_Task goal_.
All that is required is the number of lines in this listing that hold "name".
========================================
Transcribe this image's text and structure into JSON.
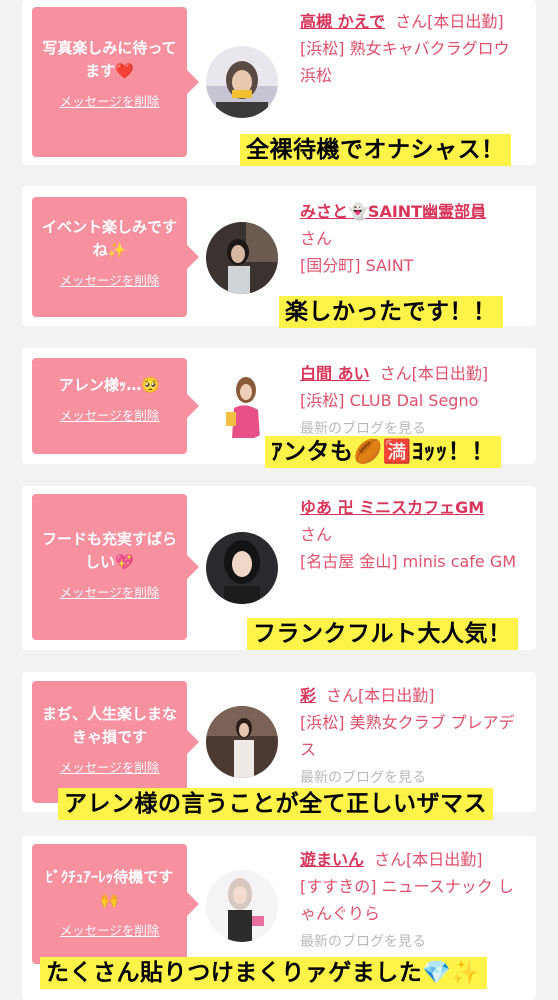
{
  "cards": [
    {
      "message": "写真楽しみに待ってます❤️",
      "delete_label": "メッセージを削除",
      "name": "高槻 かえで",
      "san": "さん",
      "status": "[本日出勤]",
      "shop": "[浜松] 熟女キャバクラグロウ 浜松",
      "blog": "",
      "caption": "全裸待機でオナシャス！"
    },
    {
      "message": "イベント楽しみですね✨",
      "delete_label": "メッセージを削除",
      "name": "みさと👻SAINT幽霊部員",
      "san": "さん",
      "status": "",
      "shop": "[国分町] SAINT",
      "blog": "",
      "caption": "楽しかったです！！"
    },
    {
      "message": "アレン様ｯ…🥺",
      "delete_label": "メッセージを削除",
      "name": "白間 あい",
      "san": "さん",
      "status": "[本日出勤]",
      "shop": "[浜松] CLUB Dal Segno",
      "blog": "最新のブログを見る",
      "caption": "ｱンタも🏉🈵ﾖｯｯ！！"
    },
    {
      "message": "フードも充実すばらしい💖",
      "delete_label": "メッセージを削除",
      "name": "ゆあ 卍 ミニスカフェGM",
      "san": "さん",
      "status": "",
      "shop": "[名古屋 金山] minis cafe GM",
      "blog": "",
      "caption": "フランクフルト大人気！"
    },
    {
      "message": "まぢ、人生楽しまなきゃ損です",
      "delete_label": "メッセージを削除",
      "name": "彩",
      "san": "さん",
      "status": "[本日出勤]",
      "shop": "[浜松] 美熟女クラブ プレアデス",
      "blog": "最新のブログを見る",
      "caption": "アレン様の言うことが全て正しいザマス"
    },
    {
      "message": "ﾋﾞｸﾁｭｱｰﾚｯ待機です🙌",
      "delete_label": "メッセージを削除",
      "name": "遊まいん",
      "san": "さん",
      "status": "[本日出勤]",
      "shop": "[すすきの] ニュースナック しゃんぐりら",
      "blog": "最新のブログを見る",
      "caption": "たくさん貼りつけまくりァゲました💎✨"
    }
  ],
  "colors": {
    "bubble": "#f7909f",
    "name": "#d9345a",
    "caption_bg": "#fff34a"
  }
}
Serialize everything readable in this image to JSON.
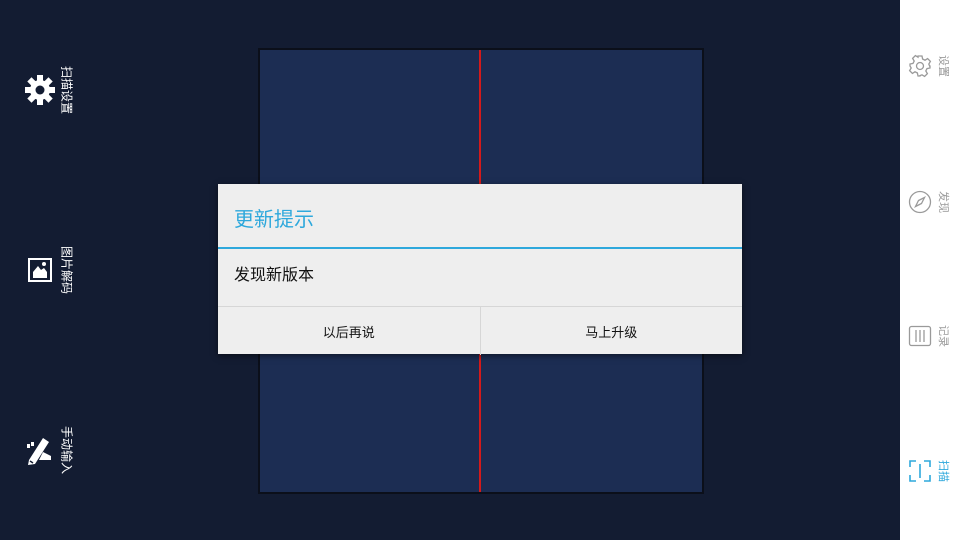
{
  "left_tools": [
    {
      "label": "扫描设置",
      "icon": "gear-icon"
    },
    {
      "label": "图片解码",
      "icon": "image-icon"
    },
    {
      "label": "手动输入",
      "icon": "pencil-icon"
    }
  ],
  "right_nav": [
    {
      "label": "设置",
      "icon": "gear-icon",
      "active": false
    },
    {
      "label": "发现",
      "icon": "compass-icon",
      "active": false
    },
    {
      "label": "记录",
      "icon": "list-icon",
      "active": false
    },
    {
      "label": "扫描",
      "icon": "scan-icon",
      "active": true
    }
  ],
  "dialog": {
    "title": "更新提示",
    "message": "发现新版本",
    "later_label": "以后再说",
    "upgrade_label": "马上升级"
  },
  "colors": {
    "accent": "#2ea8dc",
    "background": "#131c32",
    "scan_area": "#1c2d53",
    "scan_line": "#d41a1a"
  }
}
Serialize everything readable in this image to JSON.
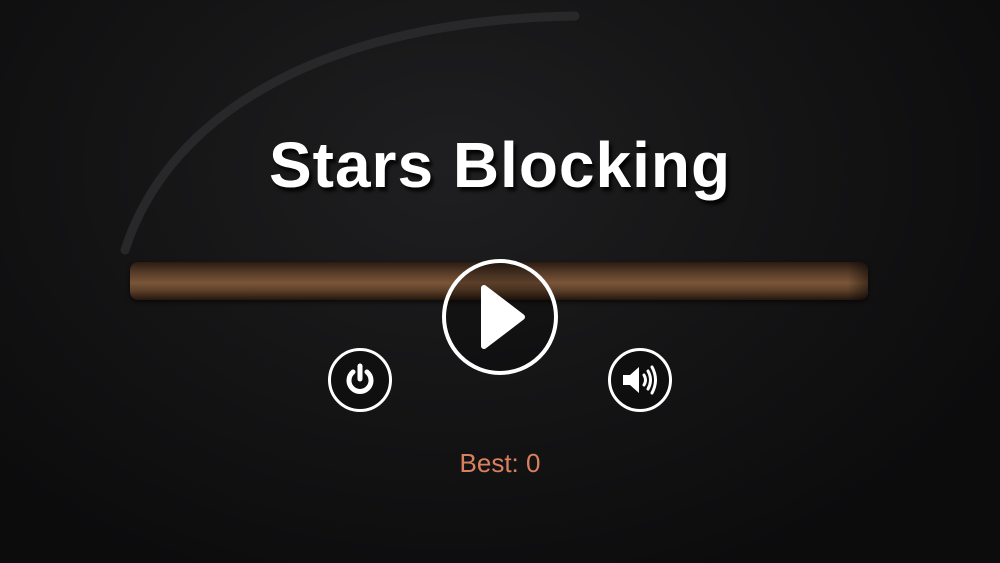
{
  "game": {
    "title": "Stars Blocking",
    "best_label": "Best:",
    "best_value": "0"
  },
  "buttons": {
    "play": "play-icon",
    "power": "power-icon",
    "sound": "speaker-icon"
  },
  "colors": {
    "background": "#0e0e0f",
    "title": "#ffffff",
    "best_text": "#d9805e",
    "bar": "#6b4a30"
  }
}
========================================
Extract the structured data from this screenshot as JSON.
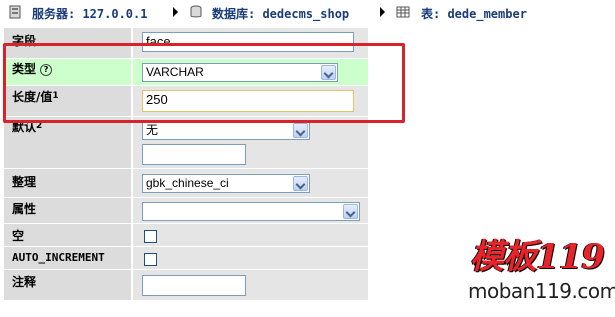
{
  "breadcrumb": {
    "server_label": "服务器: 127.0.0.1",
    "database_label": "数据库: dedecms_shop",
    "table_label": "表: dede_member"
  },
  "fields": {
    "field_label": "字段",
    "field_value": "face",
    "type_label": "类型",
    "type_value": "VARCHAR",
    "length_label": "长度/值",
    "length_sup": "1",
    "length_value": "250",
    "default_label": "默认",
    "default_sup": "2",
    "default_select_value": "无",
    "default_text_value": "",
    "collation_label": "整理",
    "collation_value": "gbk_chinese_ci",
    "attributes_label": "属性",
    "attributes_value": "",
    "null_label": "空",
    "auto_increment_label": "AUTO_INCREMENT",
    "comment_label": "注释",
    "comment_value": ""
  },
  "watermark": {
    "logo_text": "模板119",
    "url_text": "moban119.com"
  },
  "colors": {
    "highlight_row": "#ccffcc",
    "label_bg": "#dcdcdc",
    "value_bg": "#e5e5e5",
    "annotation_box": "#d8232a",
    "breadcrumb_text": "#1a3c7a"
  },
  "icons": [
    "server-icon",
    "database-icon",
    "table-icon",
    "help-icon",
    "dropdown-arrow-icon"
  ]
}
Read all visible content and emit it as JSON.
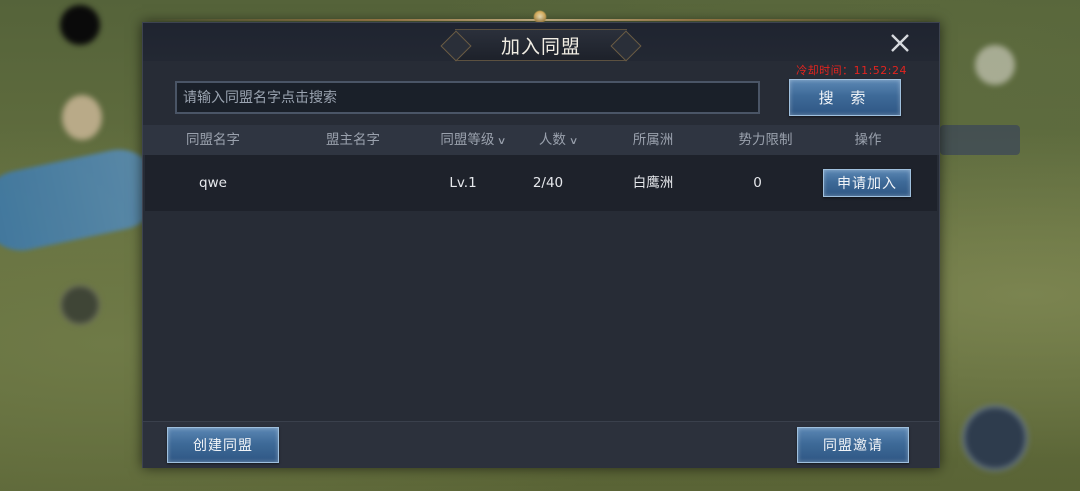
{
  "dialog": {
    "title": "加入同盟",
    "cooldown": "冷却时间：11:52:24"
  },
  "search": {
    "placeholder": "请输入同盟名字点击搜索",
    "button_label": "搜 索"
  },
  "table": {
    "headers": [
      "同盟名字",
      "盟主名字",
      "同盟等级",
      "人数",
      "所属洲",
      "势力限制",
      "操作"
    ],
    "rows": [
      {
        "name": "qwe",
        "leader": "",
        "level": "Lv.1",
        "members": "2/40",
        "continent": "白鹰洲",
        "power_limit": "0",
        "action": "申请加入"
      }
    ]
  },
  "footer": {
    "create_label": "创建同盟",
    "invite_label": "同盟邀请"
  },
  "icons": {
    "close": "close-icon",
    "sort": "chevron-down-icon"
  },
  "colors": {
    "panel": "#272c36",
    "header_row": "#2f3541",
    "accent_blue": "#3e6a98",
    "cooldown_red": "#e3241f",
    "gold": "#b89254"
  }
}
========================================
_Solution to the exercise_.
8